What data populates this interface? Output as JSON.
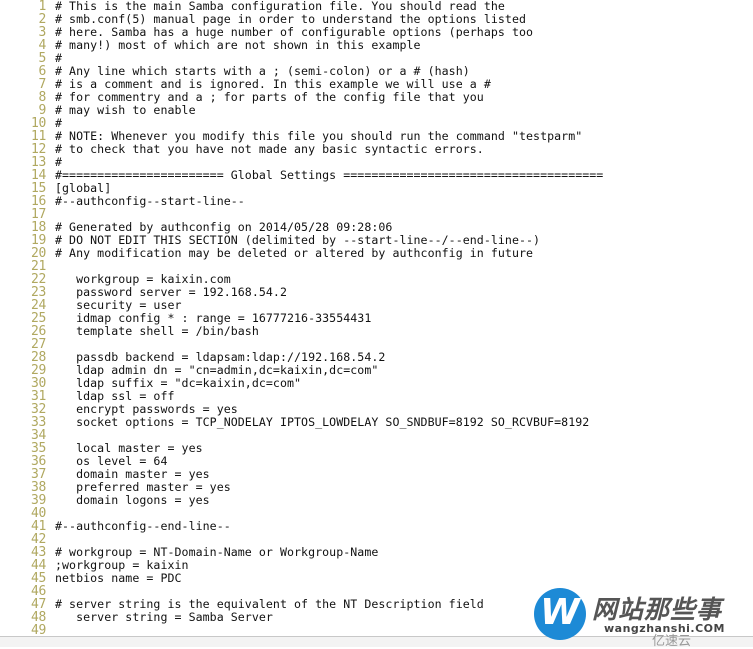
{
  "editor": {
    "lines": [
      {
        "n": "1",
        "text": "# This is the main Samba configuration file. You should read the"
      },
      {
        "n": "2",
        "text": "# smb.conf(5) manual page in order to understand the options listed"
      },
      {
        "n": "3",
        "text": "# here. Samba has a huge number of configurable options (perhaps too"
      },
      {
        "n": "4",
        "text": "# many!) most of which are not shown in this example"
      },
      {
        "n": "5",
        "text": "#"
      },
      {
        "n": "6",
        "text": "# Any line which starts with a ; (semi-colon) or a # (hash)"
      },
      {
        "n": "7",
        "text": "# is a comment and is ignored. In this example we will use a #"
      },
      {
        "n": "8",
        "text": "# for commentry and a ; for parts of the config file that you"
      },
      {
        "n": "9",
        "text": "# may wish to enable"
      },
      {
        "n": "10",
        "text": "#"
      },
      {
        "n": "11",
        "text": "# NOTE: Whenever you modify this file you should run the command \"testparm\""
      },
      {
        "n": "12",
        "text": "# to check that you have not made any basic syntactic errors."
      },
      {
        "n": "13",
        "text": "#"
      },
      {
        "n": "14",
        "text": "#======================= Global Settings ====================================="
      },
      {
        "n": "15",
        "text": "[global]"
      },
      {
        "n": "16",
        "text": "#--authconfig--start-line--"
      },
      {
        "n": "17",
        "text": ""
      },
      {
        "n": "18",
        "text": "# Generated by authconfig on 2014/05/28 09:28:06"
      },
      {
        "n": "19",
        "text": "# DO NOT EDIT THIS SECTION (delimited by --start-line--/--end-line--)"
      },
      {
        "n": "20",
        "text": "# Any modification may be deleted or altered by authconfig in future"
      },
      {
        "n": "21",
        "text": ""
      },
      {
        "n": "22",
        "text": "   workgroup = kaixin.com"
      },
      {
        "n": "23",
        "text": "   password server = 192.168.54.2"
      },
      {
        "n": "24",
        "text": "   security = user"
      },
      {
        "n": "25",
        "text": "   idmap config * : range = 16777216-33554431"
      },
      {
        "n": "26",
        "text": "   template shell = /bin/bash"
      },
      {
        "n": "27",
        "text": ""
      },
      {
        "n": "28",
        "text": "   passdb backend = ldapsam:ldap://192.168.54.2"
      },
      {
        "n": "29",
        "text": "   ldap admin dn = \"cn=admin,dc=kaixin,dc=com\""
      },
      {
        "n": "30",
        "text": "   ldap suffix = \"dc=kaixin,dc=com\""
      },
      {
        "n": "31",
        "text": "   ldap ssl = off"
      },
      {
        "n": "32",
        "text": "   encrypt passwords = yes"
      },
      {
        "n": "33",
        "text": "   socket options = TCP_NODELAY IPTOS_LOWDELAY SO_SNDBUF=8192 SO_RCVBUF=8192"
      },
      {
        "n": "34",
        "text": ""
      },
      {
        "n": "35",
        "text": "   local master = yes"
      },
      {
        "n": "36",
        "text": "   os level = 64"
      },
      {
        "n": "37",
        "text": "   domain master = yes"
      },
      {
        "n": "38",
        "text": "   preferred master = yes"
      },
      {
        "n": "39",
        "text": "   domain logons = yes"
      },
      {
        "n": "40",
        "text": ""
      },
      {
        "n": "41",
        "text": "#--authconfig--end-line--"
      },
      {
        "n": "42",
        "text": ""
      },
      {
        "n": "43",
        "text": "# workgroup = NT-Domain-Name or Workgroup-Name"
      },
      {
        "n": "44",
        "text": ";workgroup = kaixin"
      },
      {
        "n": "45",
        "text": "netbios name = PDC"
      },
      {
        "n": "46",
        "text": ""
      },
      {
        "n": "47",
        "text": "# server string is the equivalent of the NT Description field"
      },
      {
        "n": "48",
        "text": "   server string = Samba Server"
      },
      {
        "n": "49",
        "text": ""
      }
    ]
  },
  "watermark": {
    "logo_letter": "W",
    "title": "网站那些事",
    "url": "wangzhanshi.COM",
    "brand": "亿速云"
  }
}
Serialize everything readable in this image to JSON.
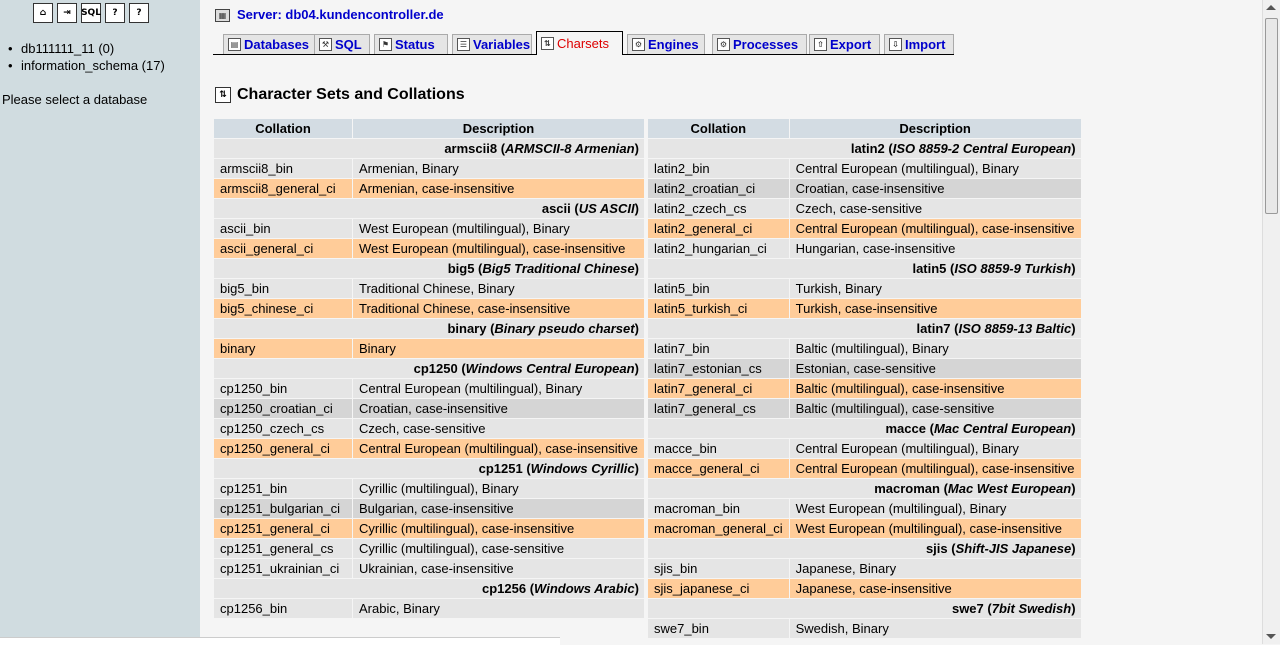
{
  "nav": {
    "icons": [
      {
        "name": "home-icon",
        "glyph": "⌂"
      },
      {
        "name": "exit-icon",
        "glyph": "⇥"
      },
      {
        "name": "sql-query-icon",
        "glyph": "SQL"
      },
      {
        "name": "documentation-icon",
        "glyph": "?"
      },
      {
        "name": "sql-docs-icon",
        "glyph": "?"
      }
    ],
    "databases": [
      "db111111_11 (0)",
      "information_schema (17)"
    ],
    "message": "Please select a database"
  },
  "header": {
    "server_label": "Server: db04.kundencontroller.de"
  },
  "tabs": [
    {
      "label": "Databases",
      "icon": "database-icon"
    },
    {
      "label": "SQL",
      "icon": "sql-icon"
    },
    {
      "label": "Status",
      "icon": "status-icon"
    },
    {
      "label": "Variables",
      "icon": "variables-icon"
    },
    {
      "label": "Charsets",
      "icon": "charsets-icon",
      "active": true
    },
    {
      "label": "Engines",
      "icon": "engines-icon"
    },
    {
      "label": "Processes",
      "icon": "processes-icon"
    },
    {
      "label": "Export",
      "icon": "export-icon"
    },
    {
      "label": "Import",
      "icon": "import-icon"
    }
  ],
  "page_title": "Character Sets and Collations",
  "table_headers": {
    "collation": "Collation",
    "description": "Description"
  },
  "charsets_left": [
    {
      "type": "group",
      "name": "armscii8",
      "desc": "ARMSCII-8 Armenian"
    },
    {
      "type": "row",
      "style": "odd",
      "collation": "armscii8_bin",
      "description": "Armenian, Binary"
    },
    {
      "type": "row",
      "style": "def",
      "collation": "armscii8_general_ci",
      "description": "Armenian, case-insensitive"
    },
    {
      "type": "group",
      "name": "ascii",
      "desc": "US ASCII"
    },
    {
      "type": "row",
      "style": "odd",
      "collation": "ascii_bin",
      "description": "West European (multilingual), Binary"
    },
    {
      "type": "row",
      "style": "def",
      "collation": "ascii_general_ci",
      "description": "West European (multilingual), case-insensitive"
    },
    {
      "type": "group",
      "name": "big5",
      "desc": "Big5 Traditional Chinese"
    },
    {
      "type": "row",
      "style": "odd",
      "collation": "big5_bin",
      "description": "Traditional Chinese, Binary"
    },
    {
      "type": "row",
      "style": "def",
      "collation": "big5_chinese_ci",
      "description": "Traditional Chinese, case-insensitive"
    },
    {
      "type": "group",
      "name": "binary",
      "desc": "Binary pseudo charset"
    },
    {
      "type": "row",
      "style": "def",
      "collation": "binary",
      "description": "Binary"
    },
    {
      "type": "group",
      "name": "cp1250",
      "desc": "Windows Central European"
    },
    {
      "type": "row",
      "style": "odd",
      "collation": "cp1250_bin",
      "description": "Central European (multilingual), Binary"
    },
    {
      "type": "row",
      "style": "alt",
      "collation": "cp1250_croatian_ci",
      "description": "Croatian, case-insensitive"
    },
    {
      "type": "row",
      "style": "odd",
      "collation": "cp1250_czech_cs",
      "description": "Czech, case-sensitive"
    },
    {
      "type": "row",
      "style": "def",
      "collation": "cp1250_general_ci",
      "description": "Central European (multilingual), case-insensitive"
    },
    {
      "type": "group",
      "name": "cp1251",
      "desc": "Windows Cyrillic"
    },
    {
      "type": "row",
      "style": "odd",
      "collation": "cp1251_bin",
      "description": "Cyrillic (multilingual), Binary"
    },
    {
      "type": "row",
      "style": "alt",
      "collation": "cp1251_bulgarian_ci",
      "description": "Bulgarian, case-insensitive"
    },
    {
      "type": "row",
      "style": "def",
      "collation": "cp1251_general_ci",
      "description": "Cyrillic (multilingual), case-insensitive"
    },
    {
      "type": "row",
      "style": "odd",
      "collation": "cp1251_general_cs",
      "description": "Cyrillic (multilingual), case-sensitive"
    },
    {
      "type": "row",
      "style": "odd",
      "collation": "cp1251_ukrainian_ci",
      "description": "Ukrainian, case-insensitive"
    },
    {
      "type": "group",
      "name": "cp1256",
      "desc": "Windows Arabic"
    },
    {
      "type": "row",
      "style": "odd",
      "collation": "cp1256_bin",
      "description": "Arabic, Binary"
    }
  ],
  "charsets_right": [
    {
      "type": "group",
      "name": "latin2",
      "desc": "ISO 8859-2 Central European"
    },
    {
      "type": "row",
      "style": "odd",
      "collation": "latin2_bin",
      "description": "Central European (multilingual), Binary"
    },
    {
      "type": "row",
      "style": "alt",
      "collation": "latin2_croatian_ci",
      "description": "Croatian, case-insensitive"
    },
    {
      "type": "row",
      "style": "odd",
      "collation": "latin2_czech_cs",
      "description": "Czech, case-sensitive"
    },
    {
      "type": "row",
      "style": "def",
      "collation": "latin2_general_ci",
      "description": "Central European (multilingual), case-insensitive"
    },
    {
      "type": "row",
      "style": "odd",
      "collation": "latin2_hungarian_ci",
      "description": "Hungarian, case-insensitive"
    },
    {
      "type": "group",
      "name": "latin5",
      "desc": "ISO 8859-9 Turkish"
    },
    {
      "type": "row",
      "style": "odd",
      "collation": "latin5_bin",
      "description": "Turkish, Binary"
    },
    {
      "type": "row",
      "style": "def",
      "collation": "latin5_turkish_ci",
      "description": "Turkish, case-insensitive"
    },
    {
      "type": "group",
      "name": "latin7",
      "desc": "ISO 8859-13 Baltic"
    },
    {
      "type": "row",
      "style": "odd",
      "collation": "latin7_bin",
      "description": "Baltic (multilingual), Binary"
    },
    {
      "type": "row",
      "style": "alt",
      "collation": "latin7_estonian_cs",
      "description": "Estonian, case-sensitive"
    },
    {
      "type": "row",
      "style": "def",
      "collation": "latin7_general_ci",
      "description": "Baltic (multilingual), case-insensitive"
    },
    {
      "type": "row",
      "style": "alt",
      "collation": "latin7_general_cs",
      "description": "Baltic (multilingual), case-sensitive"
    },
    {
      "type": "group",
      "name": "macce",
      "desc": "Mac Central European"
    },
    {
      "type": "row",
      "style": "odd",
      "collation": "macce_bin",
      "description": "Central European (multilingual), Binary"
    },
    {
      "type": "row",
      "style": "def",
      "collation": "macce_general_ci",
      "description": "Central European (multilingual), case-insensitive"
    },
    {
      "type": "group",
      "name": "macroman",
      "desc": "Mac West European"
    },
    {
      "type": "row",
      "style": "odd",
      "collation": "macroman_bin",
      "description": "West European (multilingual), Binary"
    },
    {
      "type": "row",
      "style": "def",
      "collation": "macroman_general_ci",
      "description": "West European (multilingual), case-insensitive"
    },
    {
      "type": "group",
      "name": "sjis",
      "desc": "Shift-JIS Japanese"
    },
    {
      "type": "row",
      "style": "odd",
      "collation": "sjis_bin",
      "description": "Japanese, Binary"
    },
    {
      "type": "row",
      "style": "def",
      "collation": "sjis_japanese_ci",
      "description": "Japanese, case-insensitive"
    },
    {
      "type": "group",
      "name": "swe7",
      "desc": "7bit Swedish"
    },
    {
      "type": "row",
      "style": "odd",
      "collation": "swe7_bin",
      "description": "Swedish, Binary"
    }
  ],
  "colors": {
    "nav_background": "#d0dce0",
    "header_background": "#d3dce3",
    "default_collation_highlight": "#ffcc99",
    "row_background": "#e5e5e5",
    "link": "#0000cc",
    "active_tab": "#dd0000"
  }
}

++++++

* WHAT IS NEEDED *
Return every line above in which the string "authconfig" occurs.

* RESPONSE BOX *
        "text": "#--authconfig--start-line--"
        "text": "# Generated by authconfig on 2014/05/28 09:28:06"
        "text": "# Any modification may be deleted or altered by authconfig in future"
        "text": "#--authconfig--end-line--"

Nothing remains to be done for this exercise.